How To Cut Dovetails on the Tablesaw
Make better, faster through-dovetails, with a trick for perfect half-blinds, too
Synopsis: Get the look of hand-cut dovetails with the accuracy and ease of machinery, without a router or a dovetail jig. This method, explained by Gregory Paolini, uses the tablesaw to cut through-dovetails. When cutting the tails, the tablesaw locks in the cutting angle and allows you to make eight cuts from a single layout line using a fence and a stop block. To cut the pins, one side of every pin is cut with the miter gauge angled in one direction, and then it is angled in the other direction to cut the second side. Then use a thin board, resawn from beautiful lumber you’ve been saving for your drawer fronts, to add a false front and create the look of half-blind dovetails.

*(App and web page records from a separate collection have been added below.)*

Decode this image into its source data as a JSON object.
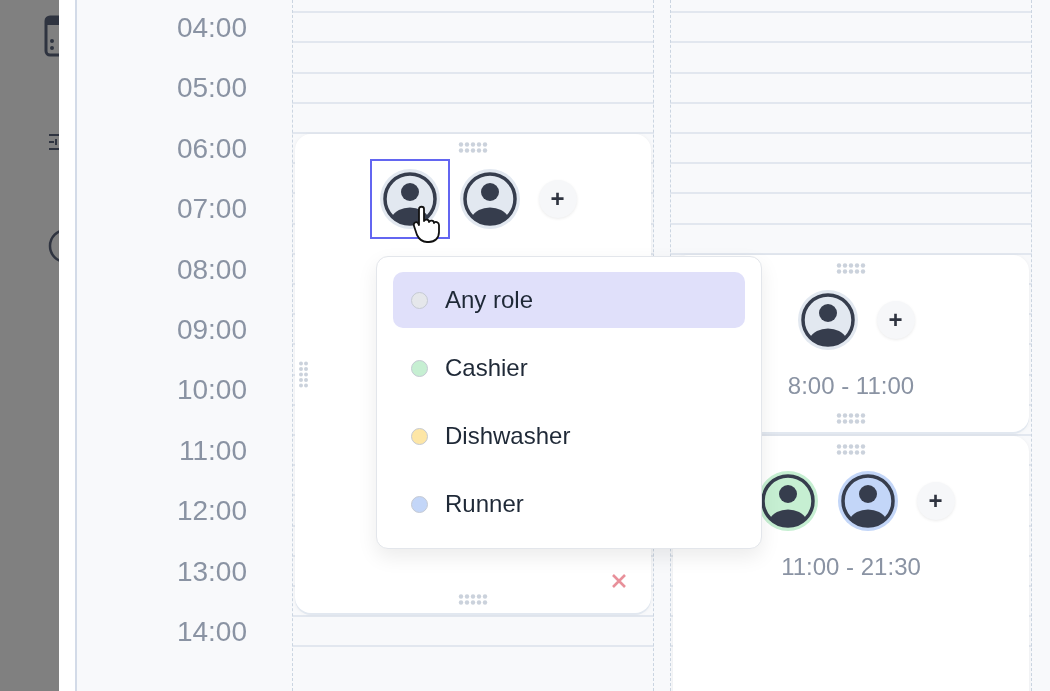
{
  "time_labels": [
    "04:00",
    "05:00",
    "06:00",
    "07:00",
    "08:00",
    "09:00",
    "10:00",
    "11:00",
    "12:00",
    "13:00",
    "14:00"
  ],
  "columns": [
    {
      "shifts": [
        {
          "avatars": [
            {
              "color": "#e2e8f0",
              "selected": true
            },
            {
              "color": "#e2e8f0",
              "selected": false
            }
          ],
          "add_label": "+",
          "deletable": true
        }
      ]
    },
    {
      "shifts": [
        {
          "avatars": [
            {
              "color": "#e2e8f0",
              "selected": false
            }
          ],
          "add_label": "+",
          "time": "8:00 - 11:00"
        },
        {
          "avatars": [
            {
              "color": "#c6efd2",
              "selected": false
            },
            {
              "color": "#c3d6f8",
              "selected": false
            }
          ],
          "add_label": "+",
          "time": "11:00 - 21:30"
        }
      ]
    }
  ],
  "role_menu": {
    "options": [
      {
        "label": "Any role",
        "color": "#e5e7eb",
        "selected": true
      },
      {
        "label": "Cashier",
        "color": "#c6efd2",
        "selected": false
      },
      {
        "label": "Dishwasher",
        "color": "#fde6a6",
        "selected": false
      },
      {
        "label": "Runner",
        "color": "#c3d6f8",
        "selected": false
      }
    ]
  }
}
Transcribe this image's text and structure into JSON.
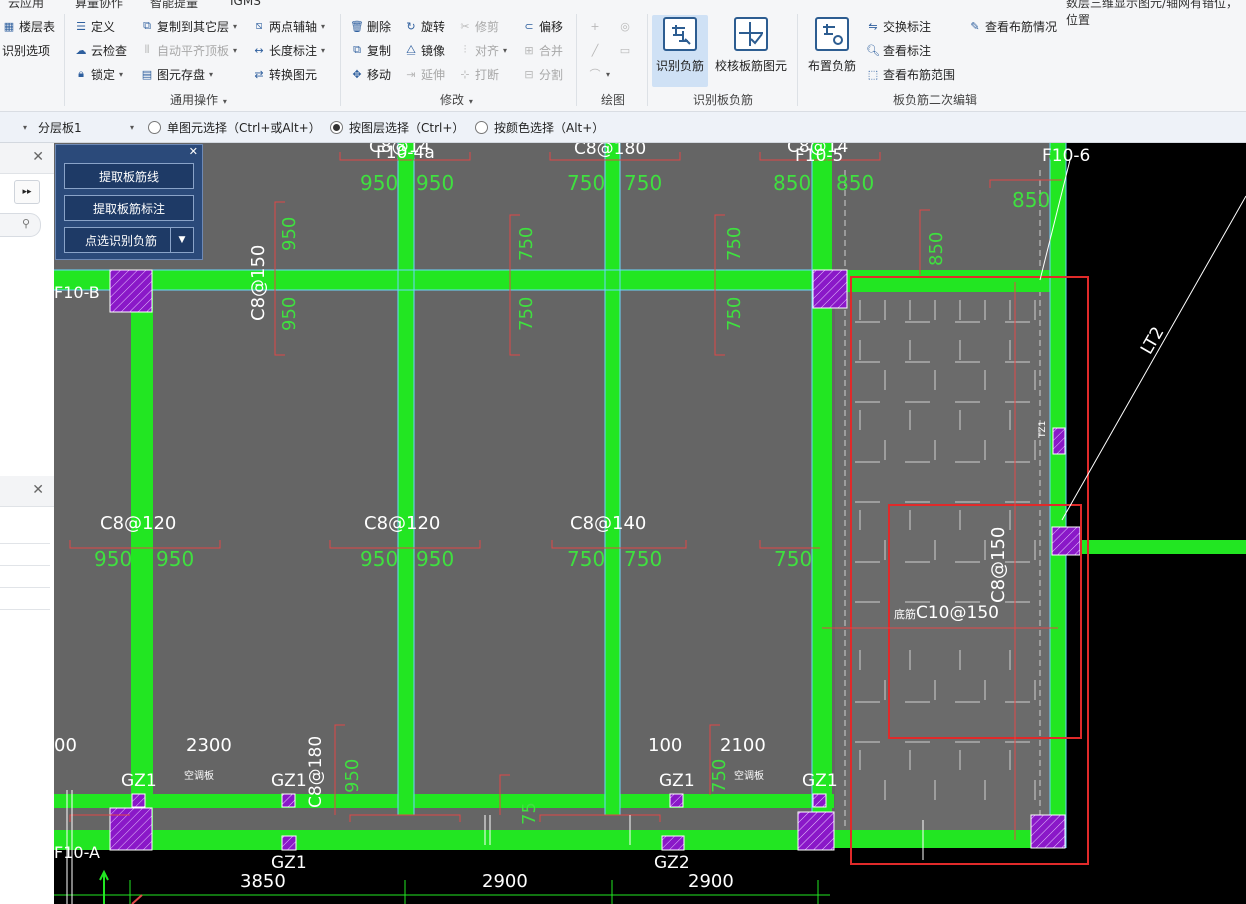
{
  "menubar": {
    "items": [
      "云应用",
      "算量协作",
      "智能提量",
      "IGMS"
    ],
    "right_text": "数层三维显示图元/轴网有错位，位置"
  },
  "ribbon": {
    "left_partial": [
      "楼层表",
      "识别选项"
    ],
    "general_ops": {
      "col1": [
        "定义",
        "云检查",
        "锁定"
      ],
      "col2": [
        "复制到其它层",
        "自动平齐顶板",
        "图元存盘"
      ],
      "col3": [
        "两点辅轴",
        "长度标注",
        "转换图元"
      ],
      "label": "通用操作"
    },
    "modify": {
      "col1": [
        "删除",
        "复制",
        "移动"
      ],
      "col2": [
        "旋转",
        "镜像",
        "延伸"
      ],
      "col3": [
        "修剪",
        "对齐",
        "打断"
      ],
      "col4": [
        "偏移",
        "合并",
        "分割"
      ],
      "label": "修改"
    },
    "draw": {
      "label": "绘图"
    },
    "recognize": {
      "btn1": "识别负筋",
      "btn2": "校核板筋图元",
      "label": "识别板负筋"
    },
    "edit2": {
      "big": "布置负筋",
      "col1": [
        "交换标注",
        "查看标注",
        "查看布筋范围"
      ],
      "col2": [
        "查看布筋情况"
      ],
      "label": "板负筋二次编辑"
    }
  },
  "toolbar2": {
    "layer_combo": "分层板1",
    "radio1": "单图元选择（Ctrl+或Alt+）",
    "radio2": "按图层选择（Ctrl+）",
    "radio3": "按颜色选择（Alt+）",
    "selected": 2
  },
  "float_panel": {
    "btn1": "提取板筋线",
    "btn2": "提取板筋标注",
    "btn3": "点选识别负筋"
  },
  "drawing": {
    "axis_labels": {
      "a": "F10-4a",
      "b": "F10-5",
      "c": "F10-6",
      "d": "F10-B",
      "e": "F10-A"
    },
    "top_labels": [
      "C8@14",
      "C8@180",
      "C8@14"
    ],
    "top_nums": [
      "950",
      "950",
      "750",
      "750",
      "850",
      "850",
      "850"
    ],
    "vert_nums": [
      "950",
      "950",
      "750",
      "750",
      "750",
      "750",
      "850"
    ],
    "vert_rebar": "C8@150",
    "mid_labels": [
      "C8@120",
      "C8@120",
      "C8@140"
    ],
    "mid_nums": [
      "950",
      "950",
      "950",
      "950",
      "750",
      "750",
      "750"
    ],
    "right_rebar_v": "C8@150",
    "right_rebar_h": "C10@150",
    "right_rebar_h_prefix": "底筋",
    "lt_label": "LT2",
    "tz_label": "TZ1",
    "bottom": {
      "n00": "00",
      "n2300": "2300",
      "n100": "100",
      "n2100": "2100",
      "gz": [
        "GZ1",
        "GZ1",
        "GZ1",
        "GZ1",
        "GZ1",
        "GZ2"
      ],
      "kong": "空调板",
      "c8180": "C8@180",
      "n950": "950",
      "n750": "750",
      "n75": "75",
      "dims": [
        "3850",
        "2900",
        "2900"
      ]
    }
  }
}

It takes an awful lot of practice to cut dovetails by hand and to do it well. Your sawcuts should be straight, at a consistent angle, and square to the board’s face. and you can’t cut into the baseline. Later, when you’re paring and attempting to make up for bad sawcuts, you can make things much worse.
There are ways to cut dovetails that bypass those challenges. With a router and jig, you’ll get straight and square tails and pins that have consistent angles. unfortunately, they won’t look as nice as hand-cut dovetails. It’s difficult to reproduce the wide tails and narrow pins that make the hand-cut version so appealing.

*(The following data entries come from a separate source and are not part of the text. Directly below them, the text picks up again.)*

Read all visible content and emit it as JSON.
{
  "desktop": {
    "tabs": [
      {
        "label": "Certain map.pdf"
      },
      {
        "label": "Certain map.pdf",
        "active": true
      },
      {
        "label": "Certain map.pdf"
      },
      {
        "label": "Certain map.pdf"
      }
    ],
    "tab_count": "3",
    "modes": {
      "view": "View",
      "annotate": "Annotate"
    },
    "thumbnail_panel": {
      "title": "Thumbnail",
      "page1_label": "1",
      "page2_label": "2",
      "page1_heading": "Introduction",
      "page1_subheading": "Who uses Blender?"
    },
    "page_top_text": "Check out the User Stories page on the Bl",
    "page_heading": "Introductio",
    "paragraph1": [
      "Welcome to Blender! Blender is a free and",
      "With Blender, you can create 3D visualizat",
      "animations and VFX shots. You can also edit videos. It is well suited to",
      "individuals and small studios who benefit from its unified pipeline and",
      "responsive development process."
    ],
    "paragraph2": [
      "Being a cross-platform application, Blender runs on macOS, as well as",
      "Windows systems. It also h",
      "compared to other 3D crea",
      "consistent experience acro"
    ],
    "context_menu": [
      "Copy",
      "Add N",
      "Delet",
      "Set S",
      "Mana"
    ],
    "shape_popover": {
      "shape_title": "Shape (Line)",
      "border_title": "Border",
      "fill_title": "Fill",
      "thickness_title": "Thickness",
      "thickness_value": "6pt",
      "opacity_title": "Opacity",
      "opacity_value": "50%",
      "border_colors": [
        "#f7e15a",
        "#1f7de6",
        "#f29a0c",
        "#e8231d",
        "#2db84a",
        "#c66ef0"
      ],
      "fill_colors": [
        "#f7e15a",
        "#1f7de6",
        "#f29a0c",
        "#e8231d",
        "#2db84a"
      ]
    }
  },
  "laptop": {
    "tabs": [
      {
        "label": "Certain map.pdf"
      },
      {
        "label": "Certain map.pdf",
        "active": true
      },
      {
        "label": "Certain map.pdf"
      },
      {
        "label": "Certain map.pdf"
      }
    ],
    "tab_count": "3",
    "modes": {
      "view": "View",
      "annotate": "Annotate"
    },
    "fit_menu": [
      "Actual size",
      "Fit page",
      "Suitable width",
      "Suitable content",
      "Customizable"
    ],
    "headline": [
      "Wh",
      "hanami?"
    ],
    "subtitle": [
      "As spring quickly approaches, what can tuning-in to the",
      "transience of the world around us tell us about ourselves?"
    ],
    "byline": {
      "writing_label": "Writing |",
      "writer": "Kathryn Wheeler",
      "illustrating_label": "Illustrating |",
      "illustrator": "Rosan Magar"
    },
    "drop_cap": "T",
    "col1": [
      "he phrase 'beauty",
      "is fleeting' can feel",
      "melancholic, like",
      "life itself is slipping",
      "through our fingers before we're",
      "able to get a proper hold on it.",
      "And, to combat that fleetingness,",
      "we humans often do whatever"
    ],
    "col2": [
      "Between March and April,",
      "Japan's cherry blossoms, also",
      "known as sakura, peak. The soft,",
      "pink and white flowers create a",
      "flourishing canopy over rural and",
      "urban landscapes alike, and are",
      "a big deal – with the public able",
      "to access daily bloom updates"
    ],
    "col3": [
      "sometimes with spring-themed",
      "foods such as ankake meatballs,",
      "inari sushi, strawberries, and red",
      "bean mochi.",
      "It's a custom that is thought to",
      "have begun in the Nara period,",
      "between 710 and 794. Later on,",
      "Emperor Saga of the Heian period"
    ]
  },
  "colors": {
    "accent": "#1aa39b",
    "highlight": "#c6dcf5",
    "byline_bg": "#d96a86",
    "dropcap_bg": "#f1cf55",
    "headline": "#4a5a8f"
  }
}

However, there is one power tool in your shop that excels at cutting straight and square, and can easily maintain the same angled cut for both tails and pins: the tablesaw. What’s more, because tablesaw blades are no more than 1⁄8 in. thick, you can reproduce hand-cut dovetail spacing, too.
Of course, because both the tails and the pins…